Verbatim copy without pictures. Please print every entry as it stands.

┌─ Material shown

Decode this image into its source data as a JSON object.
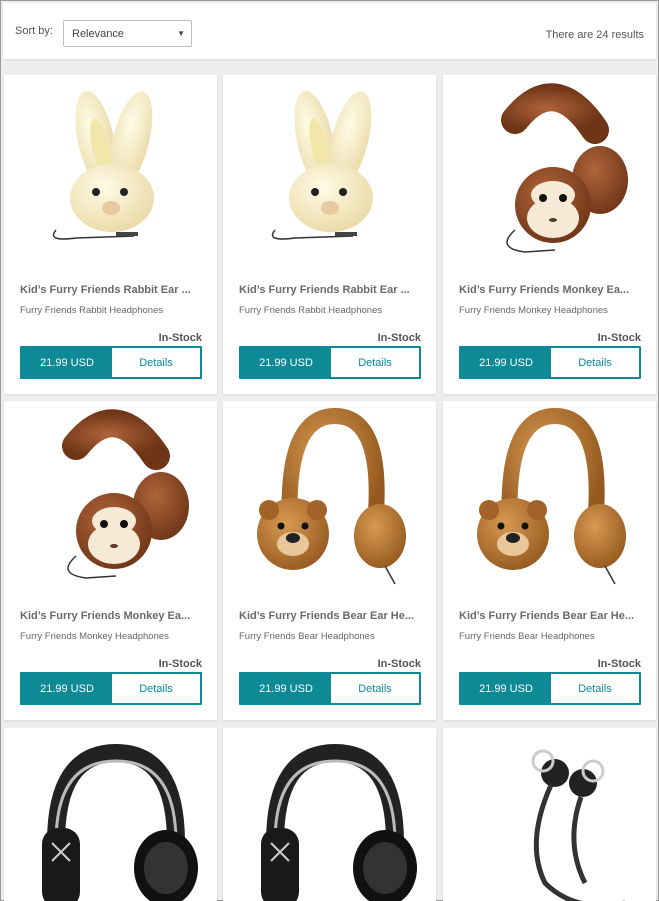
{
  "toolbar": {
    "sort_label": "Sort by:",
    "sort_value": "Relevance",
    "results_text": "There are 24 results"
  },
  "products": [
    {
      "title": "Kid’s Furry Friends Rabbit Ear ...",
      "subtitle": "Furry Friends Rabbit Headphones",
      "stock": "In-Stock",
      "price": "21.99 USD",
      "details": "Details",
      "image": "rabbit-headphones"
    },
    {
      "title": "Kid’s Furry Friends Rabbit Ear ...",
      "subtitle": "Furry Friends Rabbit Headphones",
      "stock": "In-Stock",
      "price": "21.99 USD",
      "details": "Details",
      "image": "rabbit-headphones"
    },
    {
      "title": "Kid’s Furry Friends Monkey Ea...",
      "subtitle": "Furry Friends Monkey Headphones",
      "stock": "In-Stock",
      "price": "21.99 USD",
      "details": "Details",
      "image": "monkey-headphones"
    },
    {
      "title": "Kid’s Furry Friends Monkey Ea...",
      "subtitle": "Furry Friends Monkey Headphones",
      "stock": "In-Stock",
      "price": "21.99 USD",
      "details": "Details",
      "image": "monkey-headphones"
    },
    {
      "title": "Kid’s Furry Friends Bear Ear He...",
      "subtitle": "Furry Friends Bear Headphones",
      "stock": "In-Stock",
      "price": "21.99 USD",
      "details": "Details",
      "image": "bear-headphones"
    },
    {
      "title": "Kid’s Furry Friends Bear Ear He...",
      "subtitle": "Furry Friends Bear Headphones",
      "stock": "In-Stock",
      "price": "21.99 USD",
      "details": "Details",
      "image": "bear-headphones"
    },
    {
      "image": "black-over-ear-headphones"
    },
    {
      "image": "black-over-ear-headphones"
    },
    {
      "image": "wireless-sport-earbuds"
    }
  ],
  "colors": {
    "accent": "#0e8a96"
  }
}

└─

- [Answer for this exercise]
Decode this image into its source data as a JSON object.
{
  "toolbar": {
    "sort_label": "Sort by:",
    "sort_value": "Relevance",
    "results_text": "There are 24 results"
  },
  "products": [
    {
      "title": "Kid’s Furry Friends Rabbit Ear ...",
      "subtitle": "Furry Friends Rabbit Headphones",
      "stock": "In-Stock",
      "price": "21.99 USD",
      "details": "Details",
      "image": "rabbit-headphones"
    },
    {
      "title": "Kid’s Furry Friends Rabbit Ear ...",
      "subtitle": "Furry Friends Rabbit Headphones",
      "stock": "In-Stock",
      "price": "21.99 USD",
      "details": "Details",
      "image": "rabbit-headphones"
    },
    {
      "title": "Kid’s Furry Friends Monkey Ea...",
      "subtitle": "Furry Friends Monkey Headphones",
      "stock": "In-Stock",
      "price": "21.99 USD",
      "details": "Details",
      "image": "monkey-headphones"
    },
    {
      "title": "Kid’s Furry Friends Monkey Ea...",
      "subtitle": "Furry Friends Monkey Headphones",
      "stock": "In-Stock",
      "price": "21.99 USD",
      "details": "Details",
      "image": "monkey-headphones"
    },
    {
      "title": "Kid’s Furry Friends Bear Ear He...",
      "subtitle": "Furry Friends Bear Headphones",
      "stock": "In-Stock",
      "price": "21.99 USD",
      "details": "Details",
      "image": "bear-headphones"
    },
    {
      "title": "Kid’s Furry Friends Bear Ear He...",
      "subtitle": "Furry Friends Bear Headphones",
      "stock": "In-Stock",
      "price": "21.99 USD",
      "details": "Details",
      "image": "bear-headphones"
    },
    {
      "image": "black-over-ear-headphones"
    },
    {
      "image": "black-over-ear-headphones"
    },
    {
      "image": "wireless-sport-earbuds"
    }
  ],
  "colors": {
    "accent": "#0e8a96"
  }
}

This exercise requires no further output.